Journal of Science Education and Technology

, Volume 18, Issue 6, pp 501–517

Teaching and Learning in the Mixed-Reality Science Classroom

Authors

    • Arts, Media and Engineering ProgramArizona State University
  • David Birchfield
    • Arts, Media and Engineering ProgramArizona State University
  • Colleen Megowan-Romanowicz
    • School of Educational Innovation and Teacher PreparationArizona State University Polytechnic Campus
  • Mina C. Johnson-Glenberg
    • Department of PsychologyArizona State University
  • Aisling Kelliher
    • Arts, Media and Engineering ProgramArizona State University
  • Christopher Martinez
    • Arts, Media and Engineering ProgramArizona State University
Article

DOI: 10.1007/s10956-009-9166-2

Cite this article as:
Tolentino, L., Birchfield, D., Megowan-Romanowicz, C. et al. J Sci Educ Technol (2009) 18: 501. doi:10.1007/s10956-009-9166-2

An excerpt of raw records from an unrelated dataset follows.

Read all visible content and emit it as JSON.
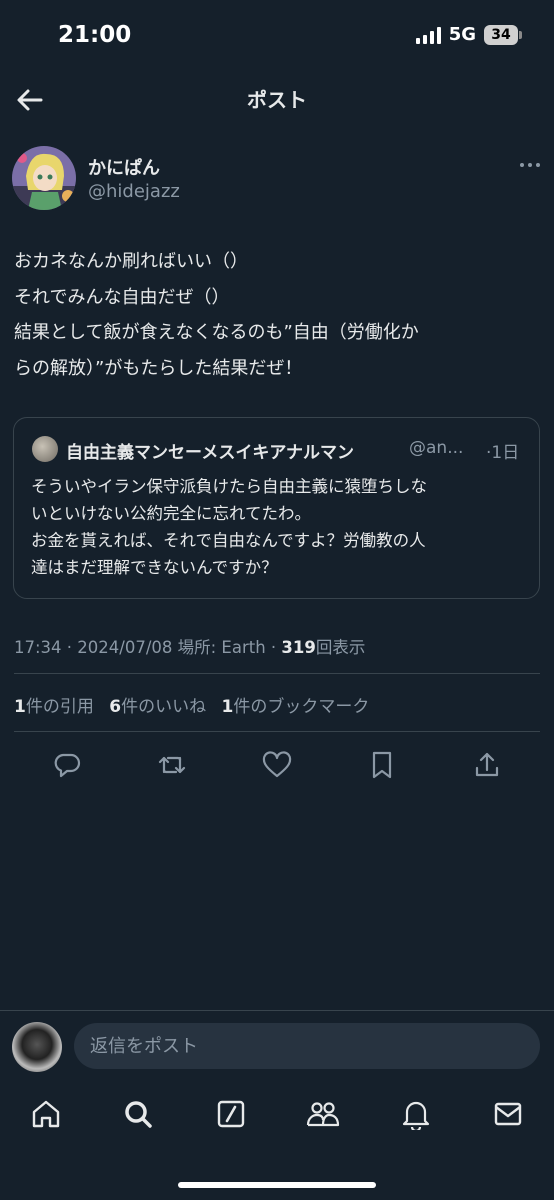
{
  "status_bar": {
    "time": "21:00",
    "network": "5G",
    "battery": "34"
  },
  "header": {
    "title": "ポスト"
  },
  "post": {
    "author_name": "かにぱん",
    "author_handle": "@hidejazz",
    "lines": [
      "おカネなんか刷ればいい（）",
      "それでみんな自由だぜ（）",
      "結果として飯が食えなくなるのも”自由（労働化か",
      "らの解放）”がもたらした結果だぜ！"
    ]
  },
  "quote": {
    "author_name": "自由主義マンセーメスイキアナルマン",
    "author_handle": "@an...",
    "separator": "·",
    "time": "1日",
    "lines": [
      "そういやイラン保守派負けたら自由主義に猿堕ちしな",
      "いといけない公約完全に忘れてたわ。",
      "お金を貰えれば、それで自由なんですよ？労働教の人",
      "達はまだ理解できないんですか？"
    ]
  },
  "meta": {
    "prefix": "17:34 · 2024/07/08 場所: Earth · ",
    "views_count": "319",
    "views_label": "回表示"
  },
  "stats": {
    "quotes_count": "1",
    "quotes_label": "件の引用",
    "likes_count": "6",
    "likes_label": "件のいいね",
    "bookmarks_count": "1",
    "bookmarks_label": "件のブックマーク"
  },
  "reply": {
    "placeholder": "返信をポスト"
  },
  "icons": {
    "back": "arrow-left-icon",
    "reply": "reply-icon",
    "retweet": "retweet-icon",
    "like": "heart-icon",
    "bookmark": "bookmark-icon",
    "share": "share-icon",
    "home": "home-icon",
    "search": "search-icon",
    "grok": "grok-icon",
    "communities": "communities-icon",
    "notifications": "bell-icon",
    "messages": "mail-icon"
  },
  "colors": {
    "background": "#15202b",
    "text": "#e7e9ea",
    "secondary": "#8b98a5",
    "border": "#38444d"
  }
}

Abstract

As emerging technologies become increasingly inexpensive and robust, there is an exciting opportunity to move beyond general purpose computing platforms to realize a new generation of K-12 technology-based learning environments. Mixed-reality technologies integrate real world components with interactive digital media to offer new potential to combine best practices in traditional science learning with the powerful affordances of audio/visual simulations. This paper introduces the realization of a learning environment called SMALLab, the Situated Multimedia Arts Learning Laboratory. We present a recent teaching experiment for high school chemistry students. A mix of qualitative and quantitative research documents the efficacy of this approach for students and teachers. We conclude that mixed-reality learning is viable in mainstream high school classrooms and that students can achieve significant learning gains when this technology is co-designed with educators.

Keywords

Inquiry learning Interactivity Digital media Mixed-reality Chemistry Titration

Supplementary material

10956_2009_9166_MOESM1_ESM.pdf (29 kb)
Supplementary material 1 (PDF 29 kb)

Copyright information

© Springer Science+Business Media, LLC 2009